It was Gordon R Lewis in 'Schaeffer's apologetic method' Reflections on Francis Schaefer ed R W Ruegsegger (Zondervan, 1986) p. 86 (cited in S R Burson and J L Walls C S Lewis and Francis Schaeffer (IVP< 1988) that described Schaeffer as a verificationist.

I suspect that what Lewis meant was that he compared hypotheses with the various data to see what makes best sense. I'm not convinced that Schaeffer was a verificationist; probably, more an inconsistent presuppositionalist.

Paul said...

Thanks Steve.

I take it that verificationism in apologetics and in philosophy is quite different.

Jeremy Pierce said...

Verificationism is a dummy label. You can be a verificationist about meaning, i.e. something has no meaning unless it can be verified empirically. You can be a verificationist about truth. Something can't be true without being verifiable. And so on.

Now to evaluate whether Schaeffer was a verificationist, I'd need to know what he is supposed to have been a verificationist about. It's certainly not truth or meaning, and it's nothing that entails any sort of empiricism either. My suspicion is that it's just an inaccurate label.

As for Aquinas, I wouldn't trust anything Schaeffer said about him. Schaeffer may not have been a verificationist, but he certainly wasn't a careful historian of philosophy either. He blamed things in the Enlightenment on things in Aquinas that had nothing to do with what happened in the Enlightenment. I started reading How Shall We Then Live? and gave up a few pages in, because his treatment of thinkers was so ridiculously straw mannish that I really didn't want to bother wasting my time continuing.

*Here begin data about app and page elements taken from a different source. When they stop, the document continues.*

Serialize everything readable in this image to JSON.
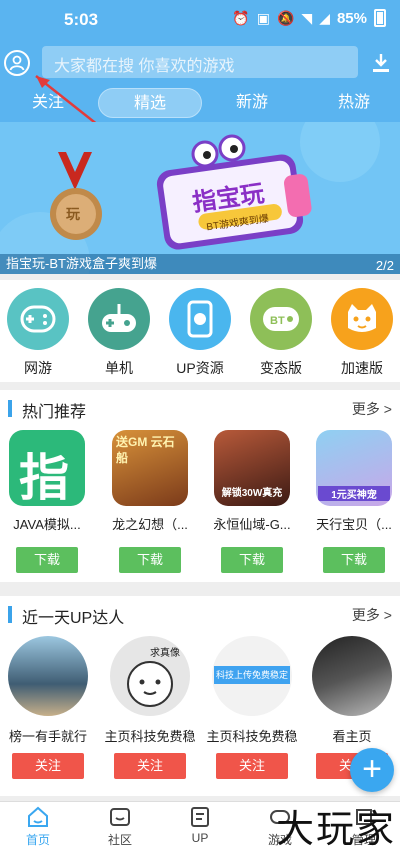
{
  "status": {
    "time": "5:03",
    "battery": "85%"
  },
  "search": {
    "placeholder": "大家都在搜 你喜欢的游戏"
  },
  "tabs": [
    {
      "label": "关注"
    },
    {
      "label": "精选",
      "active": true
    },
    {
      "label": "新游"
    },
    {
      "label": "热游"
    }
  ],
  "banner": {
    "caption": "指宝玩-BT游戏盒子爽到爆",
    "counter": "2/2",
    "title": "指宝玩",
    "sub": "BT游戏爽到爆",
    "medal_text": "玩"
  },
  "categories": [
    {
      "label": "网游",
      "color": "#59c3c3",
      "icon": "gamepad-icon"
    },
    {
      "label": "单机",
      "color": "#45a38f",
      "icon": "joystick-icon"
    },
    {
      "label": "UP资源",
      "color": "#4ab6ee",
      "icon": "share-phone-icon"
    },
    {
      "label": "变态版",
      "color": "#8ebf58",
      "icon": "bt-gamepad-icon"
    },
    {
      "label": "加速版",
      "color": "#f7a21c",
      "icon": "cat-face-icon"
    }
  ],
  "hot": {
    "title": "热门推荐",
    "more": "更多 >",
    "apps": [
      {
        "name": "JAVA模拟...",
        "button": "下载",
        "icon_text": "指"
      },
      {
        "name": "龙之幻想（...",
        "button": "下载",
        "icon_text": "送GM 云石船"
      },
      {
        "name": "永恒仙域-G...",
        "button": "下载",
        "icon_text": "解锁30W真充"
      },
      {
        "name": "天行宝贝（...",
        "button": "下载",
        "icon_text": "1元买神宠"
      }
    ]
  },
  "up": {
    "title": "近一天UP达人",
    "more": "更多 >",
    "users": [
      {
        "name": "榜一有手就行",
        "button": "关注"
      },
      {
        "name": "主页科技免费稳",
        "button": "关注",
        "bubble": "求真像"
      },
      {
        "name": "主页科技免费稳",
        "button": "关注",
        "card_text": "科技上传免费稳定"
      },
      {
        "name": "看主页",
        "button": "关注"
      }
    ]
  },
  "nav": [
    {
      "label": "首页",
      "active": true
    },
    {
      "label": "社区"
    },
    {
      "label": "UP"
    },
    {
      "label": "游戏"
    },
    {
      "label": "管理"
    }
  ],
  "watermark": "大玩家",
  "colors": {
    "primary": "#5ab4f0",
    "accent_blue": "#3aa7f0",
    "download_green": "#5cbf5e",
    "follow_red": "#f0554a"
  }
}
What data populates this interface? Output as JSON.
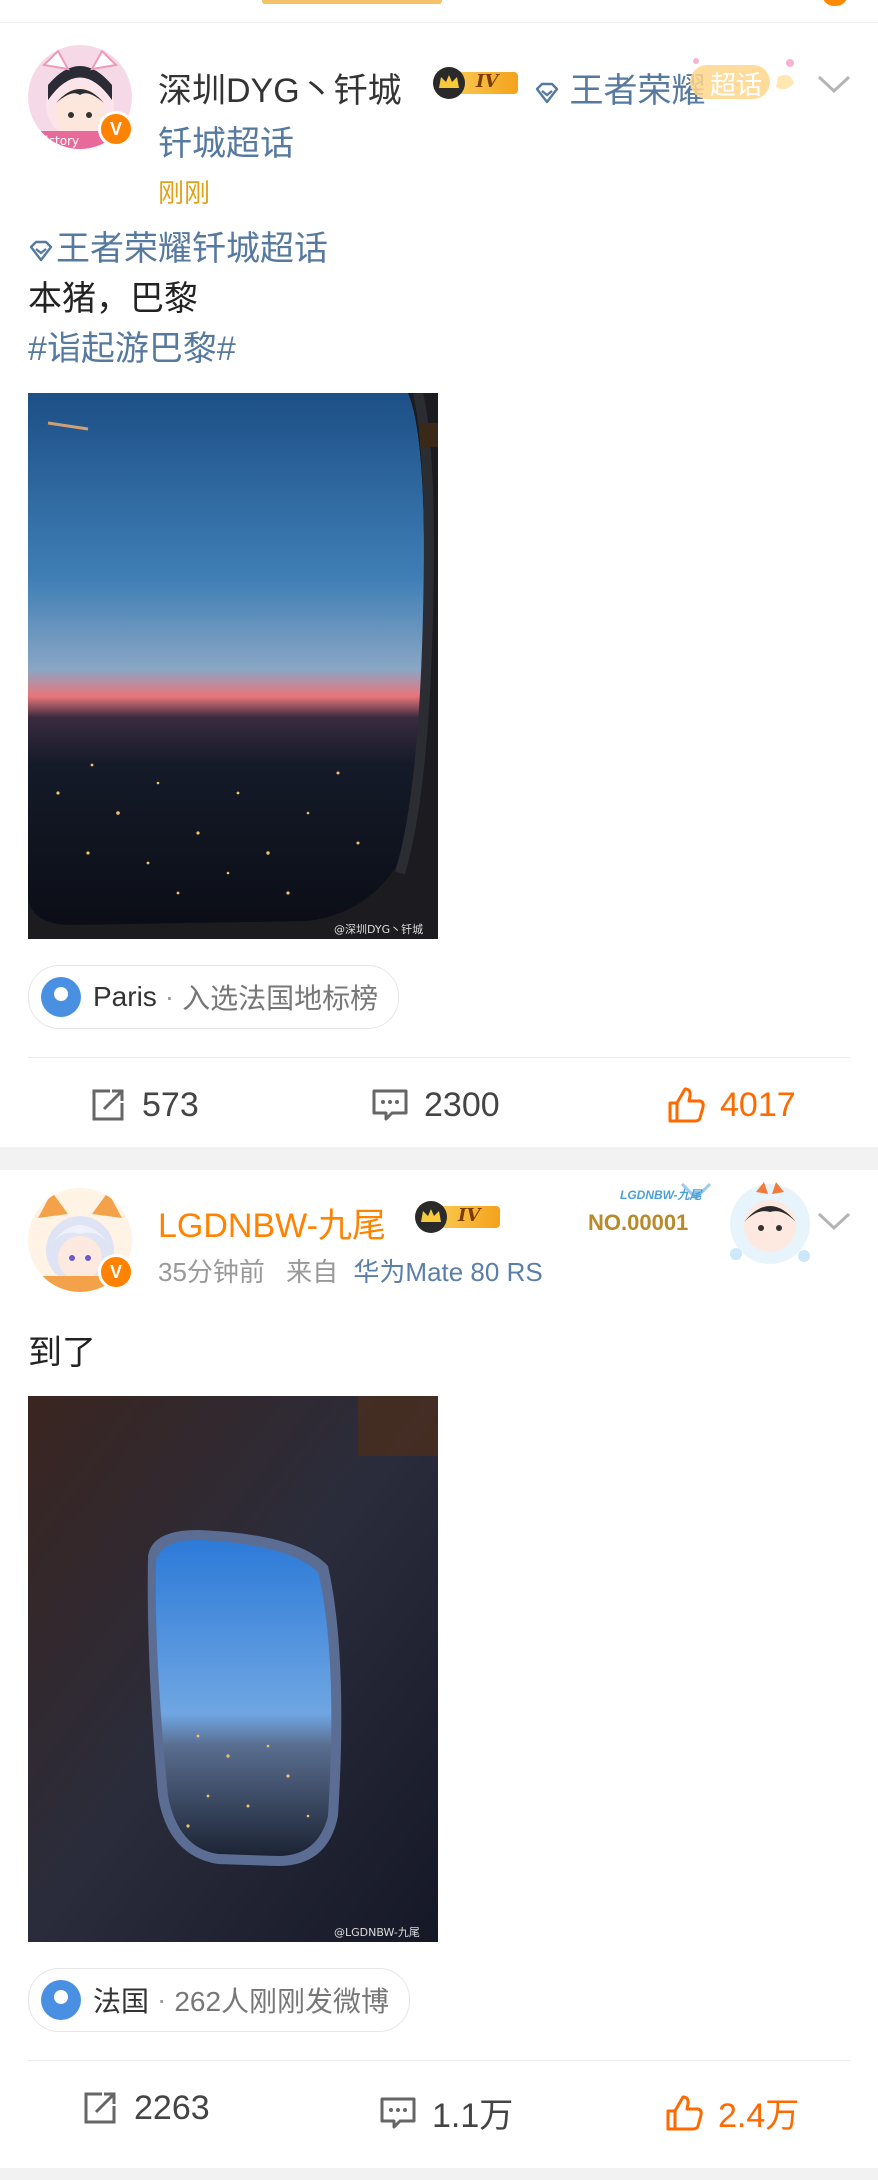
{
  "posts": [
    {
      "username": "深圳DYG丶钎城",
      "level": "IV",
      "topic_inline": "王者荣耀",
      "topic_inline_line2": "钎城超话",
      "sticker_text": "超话",
      "time": "刚刚",
      "topic_tag": "王者荣耀钎城超话",
      "text_line1": "本猪，巴黎",
      "hashtag": "#诣起游巴黎#",
      "watermark": "@深圳DYG丶钎城",
      "avatar_tag": "victory",
      "location": {
        "name": "Paris",
        "desc": "入选法国地标榜"
      },
      "actions": {
        "repost": "573",
        "comment": "2300",
        "like": "4017"
      }
    },
    {
      "username": "LGDNBW-九尾",
      "level": "IV",
      "time": "35分钟前",
      "source_prefix": "来自",
      "source": "华为Mate 80 RS",
      "badge_no": "NO.00001",
      "badge_name": "LGDNBW-九尾",
      "text_line1": "到了",
      "watermark": "@LGDNBW-九尾",
      "location": {
        "name": "法国",
        "desc": "262人刚刚发微博"
      },
      "actions": {
        "repost": "2263",
        "comment": "1.1万",
        "like": "2.4万"
      }
    }
  ],
  "colors": {
    "accent": "#ff8200",
    "link": "#56799f",
    "like": "#ff6a00"
  }
}
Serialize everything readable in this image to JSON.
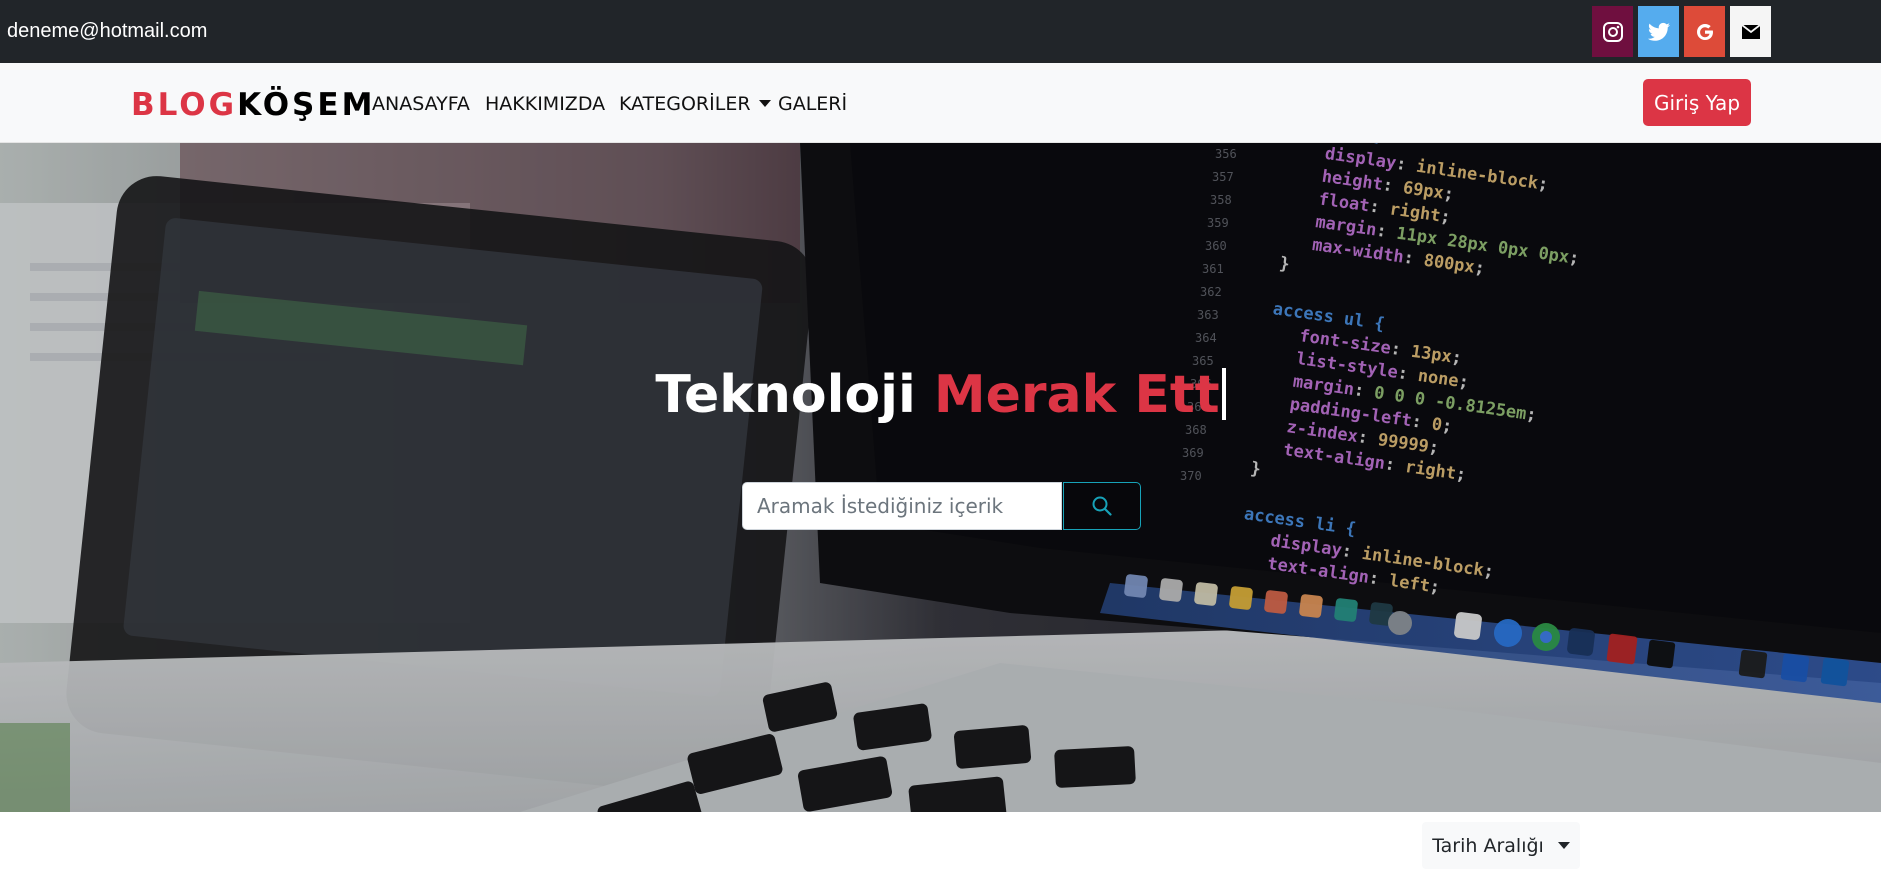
{
  "topbar": {
    "email": "deneme@hotmail.com",
    "social_icons": [
      "instagram-icon",
      "twitter-icon",
      "google-icon",
      "mail-icon"
    ]
  },
  "navbar": {
    "brand_part1": "BLOG",
    "brand_part2": "KÖŞEM",
    "links": [
      "ANASAYFA",
      "HAKKIMIZDA",
      "KATEGORİLER",
      "GALERİ"
    ],
    "login_label": "Giriş Yap"
  },
  "hero": {
    "title_white": "Teknoloji",
    "title_red": "Merak Ett",
    "search_placeholder": "Aramak İstediğiniz içerik"
  },
  "filter": {
    "date_range_label": "Tarih Aralığı"
  },
  "colors": {
    "accent": "#dc3545",
    "topbar": "#212529",
    "navbar": "#f8f9fa"
  }
}
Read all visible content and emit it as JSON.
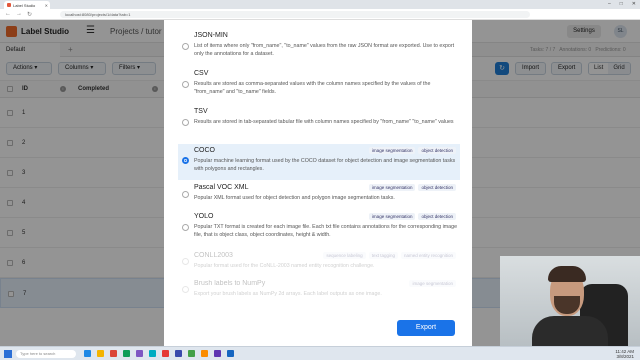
{
  "browser": {
    "tab_title": "Label Studio",
    "url": "localhost:8080/projects/1/data?tab=1",
    "window_controls": [
      "–",
      "□",
      "✕"
    ]
  },
  "app": {
    "name": "Label Studio",
    "breadcrumbs": "Projects  /  tutor",
    "settings_label": "Settings",
    "avatar_initials": "SL"
  },
  "view_tabs": {
    "active": "Default",
    "add_label": "+"
  },
  "stats": {
    "tasks": "Tasks: 7 / 7",
    "annotations": "Annotations: 0",
    "predictions": "Predictions: 0"
  },
  "toolbar": {
    "actions_label": "Actions",
    "columns_label": "Columns",
    "filters_label": "Filters",
    "import_label": "Import",
    "export_label": "Export",
    "list_label": "List",
    "grid_label": "Grid"
  },
  "table": {
    "headers": [
      "ID",
      "Completed"
    ],
    "row_ids": [
      "1",
      "2",
      "3",
      "4",
      "5",
      "6",
      "7"
    ]
  },
  "export_dialog": {
    "formats": [
      {
        "name": "JSON-MIN",
        "description": "List of items where only \"from_name\", \"to_name\" values from the raw JSON format are exported. Use to export only the annotations for a dataset.",
        "tags": [],
        "selected": false,
        "disabled": false
      },
      {
        "name": "CSV",
        "description": "Results are stored as comma-separated values with the column names specified by the values of the \"from_name\" and \"to_name\" fields.",
        "tags": [],
        "selected": false,
        "disabled": false
      },
      {
        "name": "TSV",
        "description": "Results are stored in tab-separated tabular file with column names specified by \"from_name\" \"to_name\" values",
        "tags": [],
        "selected": false,
        "disabled": false
      },
      {
        "name": "COCO",
        "description": "Popular machine learning format used by the COCO dataset for object detection and image segmentation tasks with polygons and rectangles.",
        "tags": [
          "image segmentation",
          "object detection"
        ],
        "selected": true,
        "disabled": false
      },
      {
        "name": "Pascal VOC XML",
        "description": "Popular XML format used for object detection and polygon image segmentation tasks.",
        "tags": [
          "image segmentation",
          "object detection"
        ],
        "selected": false,
        "disabled": false
      },
      {
        "name": "YOLO",
        "description": "Popular TXT format is created for each image file. Each txt file contains annotations for the corresponding image file, that is object class, object coordinates, height & width.",
        "tags": [
          "image segmentation",
          "object detection"
        ],
        "selected": false,
        "disabled": false
      },
      {
        "name": "CONLL2003",
        "description": "Popular format used for the CoNLL-2003 named entity recognition challenge.",
        "tags": [
          "sequence labeling",
          "text tagging",
          "named entity recognition"
        ],
        "selected": false,
        "disabled": true
      },
      {
        "name": "Brush labels to NumPy",
        "description": "Export your brush labels as NumPy 2d arrays. Each label outputs as one image.",
        "tags": [
          "image segmentation"
        ],
        "selected": false,
        "disabled": true
      }
    ],
    "export_button": "Export"
  },
  "taskbar": {
    "search_placeholder": "Type here to search",
    "time": "11:42 AM",
    "date": "3/8/2021"
  }
}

Jeremy Pierce said...

As for presuppostionism, I think Schaeffer did call himself that but only because he didn't understand what the view amounts to. He wasn't anything like Van Til, Clark, Bahnsen, or any of the other standard cases of presuppositionalism. You might call his view soft presuppositionalism or something like that. The hard presuppositionalist thinks it's inapppropriate to offer arguments for God's existence based on the premises that non-believers accept, leaving the presuppositionalist with no choice but to give question-begging arguments that will accomplish absolutely nothing. Schaeffer was willing to give arguments. He just thought the best way to do it was to start with the presuppositions of non-believers and then examine them. So in the end he was doing something with presuppositions. It was just the very thing that presuppositionalists forbid.

(This being said, it's hard to resist pointing out that presuppositionalists endorse transcendental forms of the classic arguments for God without admitting that those arguments are the same classic arguments found in Aquinas and so on, just presented from a different perspective. So presuppositionalism is just confused to begin with, and maybe what Schaeffer is doing isn't as far from what they actually do, even if it's contrary to what they say they can do.)